"I don't see him, Mr. Jackson."

"Well, I don't either, and he couldn't go out that exit door without setting the alarm off. I'm not sure who you met, Charles, because I've never met a man like you just described to me."

During all of the subsequent meetings, my mind was on two things: my foolish actions the night before, and this stranger that had spoken to me that morning. Riding with Mr. Jackson back home, he talked the entire time, yet my mind was still occupied with my stupidity and sinfulness. As he talked, I prayed. I finally remember praying something like this: "God, I have often prayed that I might be delivered from the evils of alcohol. I have asked you to do this in the past because I know that it is not good for me. But now, Lord, I realize that it's not about me, it's about You. Oh, Jesus, alcohol is not good for You. It robs You of Your glory. It destroys Your testimony. It's about You. Please Lord, deliver me from this deceptive evil not because of the harm that it can cause me, but because of the harm it causes You!" Tears streamed down my face as I looked out Mr. Jackson's truck window that day. He had no idea that I was involved in a moment of intense spiritual warfare. Nor was he aware of the great victory that God gave me that day in his pick-up truck. For that prayer, coupled with God's amazing grace, broke the chains of alcohol over my life once and for all. I had consumed my last drink.
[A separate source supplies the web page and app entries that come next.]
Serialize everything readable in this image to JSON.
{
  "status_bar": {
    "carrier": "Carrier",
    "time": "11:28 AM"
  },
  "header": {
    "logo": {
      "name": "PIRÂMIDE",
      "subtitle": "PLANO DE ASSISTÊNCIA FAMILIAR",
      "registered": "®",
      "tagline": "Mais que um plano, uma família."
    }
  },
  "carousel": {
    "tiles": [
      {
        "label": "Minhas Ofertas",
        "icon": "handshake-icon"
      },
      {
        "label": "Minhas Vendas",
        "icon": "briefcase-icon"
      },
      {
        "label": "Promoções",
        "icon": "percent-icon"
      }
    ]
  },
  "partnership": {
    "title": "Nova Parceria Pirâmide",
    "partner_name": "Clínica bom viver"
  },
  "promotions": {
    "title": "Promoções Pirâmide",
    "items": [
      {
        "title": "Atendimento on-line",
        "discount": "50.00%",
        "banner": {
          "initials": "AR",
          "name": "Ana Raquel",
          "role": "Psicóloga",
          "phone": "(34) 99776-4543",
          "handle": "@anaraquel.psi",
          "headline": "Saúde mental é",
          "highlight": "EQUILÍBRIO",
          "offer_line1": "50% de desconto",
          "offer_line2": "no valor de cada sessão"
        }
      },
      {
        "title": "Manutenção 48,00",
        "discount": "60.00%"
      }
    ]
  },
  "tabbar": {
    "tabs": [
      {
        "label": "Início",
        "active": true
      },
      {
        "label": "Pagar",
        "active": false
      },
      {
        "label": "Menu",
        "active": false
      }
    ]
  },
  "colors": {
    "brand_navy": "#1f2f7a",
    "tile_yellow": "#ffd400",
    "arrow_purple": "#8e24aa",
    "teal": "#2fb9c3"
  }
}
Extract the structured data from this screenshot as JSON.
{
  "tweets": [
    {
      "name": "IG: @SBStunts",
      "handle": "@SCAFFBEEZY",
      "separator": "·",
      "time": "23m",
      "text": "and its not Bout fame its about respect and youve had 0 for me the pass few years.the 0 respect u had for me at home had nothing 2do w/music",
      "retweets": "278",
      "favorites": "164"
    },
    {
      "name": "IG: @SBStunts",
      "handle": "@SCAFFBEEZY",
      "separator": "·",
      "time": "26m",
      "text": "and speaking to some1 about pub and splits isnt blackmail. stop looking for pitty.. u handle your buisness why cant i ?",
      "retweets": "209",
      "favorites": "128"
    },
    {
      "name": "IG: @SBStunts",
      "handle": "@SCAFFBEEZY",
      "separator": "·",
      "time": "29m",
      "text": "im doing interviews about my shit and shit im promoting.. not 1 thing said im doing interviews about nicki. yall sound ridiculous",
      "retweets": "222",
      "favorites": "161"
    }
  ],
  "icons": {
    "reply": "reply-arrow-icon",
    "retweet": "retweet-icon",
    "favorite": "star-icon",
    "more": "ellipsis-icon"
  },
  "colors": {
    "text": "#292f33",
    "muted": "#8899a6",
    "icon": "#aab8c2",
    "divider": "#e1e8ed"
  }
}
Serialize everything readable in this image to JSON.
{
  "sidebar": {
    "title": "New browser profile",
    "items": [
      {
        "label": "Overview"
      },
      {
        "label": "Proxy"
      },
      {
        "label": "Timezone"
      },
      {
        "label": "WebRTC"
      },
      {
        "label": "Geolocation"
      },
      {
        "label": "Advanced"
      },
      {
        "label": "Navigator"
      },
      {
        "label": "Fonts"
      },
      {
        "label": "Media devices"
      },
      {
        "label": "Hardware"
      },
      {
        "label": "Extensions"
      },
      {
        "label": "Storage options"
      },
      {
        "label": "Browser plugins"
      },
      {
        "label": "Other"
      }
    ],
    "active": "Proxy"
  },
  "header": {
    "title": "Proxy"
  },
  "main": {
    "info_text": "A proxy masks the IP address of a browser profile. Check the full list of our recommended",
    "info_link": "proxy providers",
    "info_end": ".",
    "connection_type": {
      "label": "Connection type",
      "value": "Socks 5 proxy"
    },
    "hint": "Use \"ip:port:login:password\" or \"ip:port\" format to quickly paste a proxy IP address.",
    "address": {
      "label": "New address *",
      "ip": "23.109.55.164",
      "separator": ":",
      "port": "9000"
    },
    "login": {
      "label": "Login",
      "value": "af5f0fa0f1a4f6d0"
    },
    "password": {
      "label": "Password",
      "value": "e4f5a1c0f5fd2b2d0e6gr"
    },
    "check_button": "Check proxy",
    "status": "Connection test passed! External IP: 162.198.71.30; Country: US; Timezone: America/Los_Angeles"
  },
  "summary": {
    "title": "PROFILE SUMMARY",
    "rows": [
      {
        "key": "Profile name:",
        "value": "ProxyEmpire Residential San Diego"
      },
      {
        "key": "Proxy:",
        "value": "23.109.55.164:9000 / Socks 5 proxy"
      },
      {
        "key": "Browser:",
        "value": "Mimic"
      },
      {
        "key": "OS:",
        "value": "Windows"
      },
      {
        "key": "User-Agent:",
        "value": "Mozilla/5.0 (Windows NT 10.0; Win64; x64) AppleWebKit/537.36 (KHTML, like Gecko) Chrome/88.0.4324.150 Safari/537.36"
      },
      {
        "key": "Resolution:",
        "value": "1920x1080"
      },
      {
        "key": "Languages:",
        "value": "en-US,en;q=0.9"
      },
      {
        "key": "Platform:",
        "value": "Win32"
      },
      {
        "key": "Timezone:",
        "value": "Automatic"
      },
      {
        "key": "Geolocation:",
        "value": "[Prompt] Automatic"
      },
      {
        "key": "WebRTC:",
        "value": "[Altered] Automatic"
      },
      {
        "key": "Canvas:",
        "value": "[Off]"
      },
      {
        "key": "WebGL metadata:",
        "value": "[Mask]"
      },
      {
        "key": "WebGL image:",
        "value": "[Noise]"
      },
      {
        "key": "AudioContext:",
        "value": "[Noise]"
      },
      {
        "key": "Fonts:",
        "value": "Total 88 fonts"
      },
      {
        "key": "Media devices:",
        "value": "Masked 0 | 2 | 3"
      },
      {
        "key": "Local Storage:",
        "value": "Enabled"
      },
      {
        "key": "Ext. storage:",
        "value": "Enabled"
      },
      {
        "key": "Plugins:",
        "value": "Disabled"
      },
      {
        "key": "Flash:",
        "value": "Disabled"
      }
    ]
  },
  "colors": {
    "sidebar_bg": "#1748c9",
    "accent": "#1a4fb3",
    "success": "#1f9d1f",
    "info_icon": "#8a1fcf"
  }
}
Years later as my mind remembered this experience, I began to consider Hebrews 13:2, where the Bible says, "Do not forget to entertain strangers, for by so doing some have unwittingly entertained angels." I have often wondered: Did God send an angel to intercept me that day before I reached a point of no return? I really do not know the answer to that question. But I do know the reality of the experience. The Lord so touched my heart through the words of this man, or angel (if that's the case), that it forever changed my life. As the hymn writer said, "To God be the glory; great things He hath done!"